In a state where education of girls was unheard of, these young women and men are entering the workforce and changing attitudes towards women and girls. Orphaned girls are leading the way in women’s rights and families from this highly traditional village are now sending their daughters to school. Inspiring? Foster youth are more educated than the girls being raised by their biological parents – there are no educational delays or limitations that these young orphaned women and men experience. To date, 120 children have made their way into this home and have been brought by the police, grandparents unable to afford the care of grandchildren, and concerned citizens. I met one young girl who was studying her BA in commerce, another who was completing her undergraduate studies in Economics and another who had got a job in a bank. In a village where girls could not venture out without their heads covered, their success is nothing short of phenomenal. Their founder in response to my comments gave me her huge smile and said, “The children are good.”

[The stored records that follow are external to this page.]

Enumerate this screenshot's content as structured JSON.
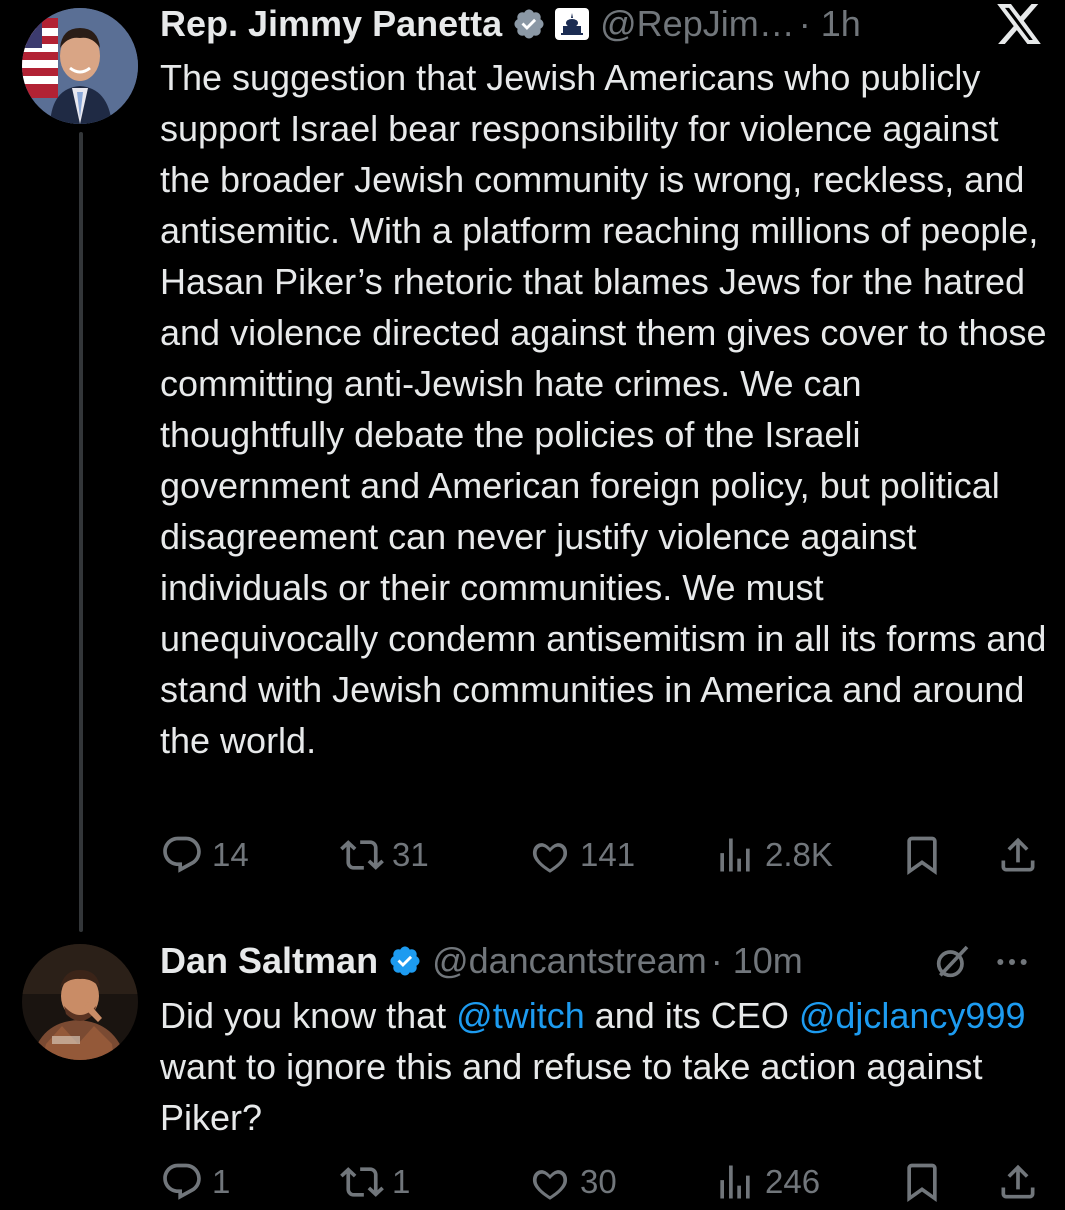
{
  "tweets": [
    {
      "name": "Rep. Jimmy Panetta",
      "handle": "@RepJim…",
      "time": "· 1h",
      "text": "The suggestion that Jewish Americans who publicly support Israel bear responsibility for violence against the broader Jewish community is wrong, reckless, and antisemitic. With a platform reaching millions of people, Hasan Piker’s rhetoric that blames Jews for the hatred and violence directed against them gives cover to those committing anti-Jewish hate crimes. We can thoughtfully debate the policies of the Israeli government and American foreign policy, but political disagreement can never justify violence against individuals or their communities. We must unequivocally condemn antisemitism in all its forms and stand with Jewish communities in America and around the world.",
      "replies": "14",
      "reposts": "31",
      "likes": "141",
      "views": "2.8K"
    },
    {
      "name": "Dan Saltman",
      "handle": "@dancantstream",
      "time": "· 10m",
      "text_parts": [
        "Did you know that ",
        "@twitch",
        " and its CEO ",
        "@djclancy999",
        " want to ignore this and refuse to take action against Piker?"
      ],
      "replies": "1",
      "reposts": "1",
      "likes": "30",
      "views": "246"
    }
  ],
  "icons": {
    "verified": "verified-badge-icon",
    "affiliate": "capitol-affiliation-icon",
    "x_logo": "x-logo-icon",
    "grok": "grok-icon",
    "more": "more-icon",
    "reply": "reply-icon",
    "repost": "repost-icon",
    "like": "like-icon",
    "views": "views-icon",
    "bookmark": "bookmark-icon",
    "share": "share-icon"
  },
  "colors": {
    "background": "#000000",
    "text": "#e7e9ea",
    "muted": "#71767b",
    "link": "#1d9bf0",
    "verified": "#1d9bf0"
  }
}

I will be collaborating with her on some of her future projects and dreams. The Union Ministry for Child Welfare is also supportive of efforts to work on a feasible foster care system in India.
Sai Kripa and other orphan homes do not take in children who have families that want them. She also willingly gives back children when the state locates parents or family members. Children do come in crisis situations for short placements. There are no courts, no custody battles, no broken hearts, and no case managers. Religion is a choice of each child based on name and family of origin.
Perhaps the simple but profound lesson that Sai Kripa provides is that a mother’s love may not be biological, but when unconditional and pure in form – it envelopes each child within its folds and we see the joy and pride that blossoms into young women and men. Love is a universal phenomenon and this incredible mother has proven that love is truly transformational.